- EXERCISE DIRECTIONS -
Retyping the records exactly, down to the last line, is the whole job.

[Data records for software interfaces]
——————

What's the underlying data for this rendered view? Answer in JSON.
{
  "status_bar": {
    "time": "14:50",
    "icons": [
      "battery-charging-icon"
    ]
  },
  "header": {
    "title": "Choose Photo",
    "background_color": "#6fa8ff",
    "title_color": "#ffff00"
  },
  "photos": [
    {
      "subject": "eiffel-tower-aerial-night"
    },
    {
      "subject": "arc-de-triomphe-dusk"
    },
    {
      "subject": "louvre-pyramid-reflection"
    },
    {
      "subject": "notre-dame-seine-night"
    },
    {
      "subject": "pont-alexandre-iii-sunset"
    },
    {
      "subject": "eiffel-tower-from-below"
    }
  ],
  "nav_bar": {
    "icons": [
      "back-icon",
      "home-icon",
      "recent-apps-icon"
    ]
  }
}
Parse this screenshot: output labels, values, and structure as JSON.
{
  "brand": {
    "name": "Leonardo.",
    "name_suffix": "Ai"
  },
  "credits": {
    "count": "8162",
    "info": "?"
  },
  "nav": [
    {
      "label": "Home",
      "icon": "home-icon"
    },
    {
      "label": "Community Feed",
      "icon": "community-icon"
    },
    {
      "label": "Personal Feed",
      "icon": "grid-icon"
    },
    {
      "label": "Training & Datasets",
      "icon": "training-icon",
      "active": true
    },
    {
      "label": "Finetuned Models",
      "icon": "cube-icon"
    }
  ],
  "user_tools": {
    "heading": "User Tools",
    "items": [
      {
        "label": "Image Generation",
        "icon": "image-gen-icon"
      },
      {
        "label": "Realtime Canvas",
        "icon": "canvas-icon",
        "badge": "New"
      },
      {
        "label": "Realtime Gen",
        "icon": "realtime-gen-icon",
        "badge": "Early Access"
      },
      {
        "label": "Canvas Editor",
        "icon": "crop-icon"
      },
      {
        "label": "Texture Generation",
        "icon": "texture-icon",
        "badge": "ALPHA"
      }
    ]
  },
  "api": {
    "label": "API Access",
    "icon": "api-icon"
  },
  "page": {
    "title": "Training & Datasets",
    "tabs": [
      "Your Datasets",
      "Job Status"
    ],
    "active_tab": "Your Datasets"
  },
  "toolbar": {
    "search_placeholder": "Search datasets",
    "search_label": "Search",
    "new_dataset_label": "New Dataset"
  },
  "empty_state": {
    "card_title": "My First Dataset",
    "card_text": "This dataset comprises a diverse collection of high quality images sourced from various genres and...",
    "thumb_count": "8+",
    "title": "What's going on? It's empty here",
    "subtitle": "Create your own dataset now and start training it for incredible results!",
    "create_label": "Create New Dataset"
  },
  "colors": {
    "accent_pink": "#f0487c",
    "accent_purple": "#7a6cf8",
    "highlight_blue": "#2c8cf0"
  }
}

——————

- OUTPUT BELOW -
What's the underlying data for this rendered view? Answer in JSON.
{
  "status_bar": {
    "time": "14:50",
    "icons": [
      "battery-charging-icon"
    ]
  },
  "header": {
    "title": "Choose Photo",
    "background_color": "#6fa8ff",
    "title_color": "#ffff00"
  },
  "photos": [
    {
      "subject": "eiffel-tower-aerial-night"
    },
    {
      "subject": "arc-de-triomphe-dusk"
    },
    {
      "subject": "louvre-pyramid-reflection"
    },
    {
      "subject": "notre-dame-seine-night"
    },
    {
      "subject": "pont-alexandre-iii-sunset"
    },
    {
      "subject": "eiffel-tower-from-below"
    }
  ],
  "nav_bar": {
    "icons": [
      "back-icon",
      "home-icon",
      "recent-apps-icon"
    ]
  }
}
Parse this screenshot: output labels, values, and structure as JSON.
{
  "brand": {
    "name": "Leonardo.",
    "name_suffix": "Ai"
  },
  "credits": {
    "count": "8162",
    "info": "?"
  },
  "nav": [
    {
      "label": "Home",
      "icon": "home-icon"
    },
    {
      "label": "Community Feed",
      "icon": "community-icon"
    },
    {
      "label": "Personal Feed",
      "icon": "grid-icon"
    },
    {
      "label": "Training & Datasets",
      "icon": "training-icon",
      "active": true
    },
    {
      "label": "Finetuned Models",
      "icon": "cube-icon"
    }
  ],
  "user_tools": {
    "heading": "User Tools",
    "items": [
      {
        "label": "Image Generation",
        "icon": "image-gen-icon"
      },
      {
        "label": "Realtime Canvas",
        "icon": "canvas-icon",
        "badge": "New"
      },
      {
        "label": "Realtime Gen",
        "icon": "realtime-gen-icon",
        "badge": "Early Access"
      },
      {
        "label": "Canvas Editor",
        "icon": "crop-icon"
      },
      {
        "label": "Texture Generation",
        "icon": "texture-icon",
        "badge": "ALPHA"
      }
    ]
  },
  "api": {
    "label": "API Access",
    "icon": "api-icon"
  },
  "page": {
    "title": "Training & Datasets",
    "tabs": [
      "Your Datasets",
      "Job Status"
    ],
    "active_tab": "Your Datasets"
  },
  "toolbar": {
    "search_placeholder": "Search datasets",
    "search_label": "Search",
    "new_dataset_label": "New Dataset"
  },
  "empty_state": {
    "card_title": "My First Dataset",
    "card_text": "This dataset comprises a diverse collection of high quality images sourced from various genres and...",
    "thumb_count": "8+",
    "title": "What's going on? It's empty here",
    "subtitle": "Create your own dataset now and start training it for incredible results!",
    "create_label": "Create New Dataset"
  },
  "colors": {
    "accent_pink": "#f0487c",
    "accent_purple": "#7a6cf8",
    "highlight_blue": "#2c8cf0"
  }
}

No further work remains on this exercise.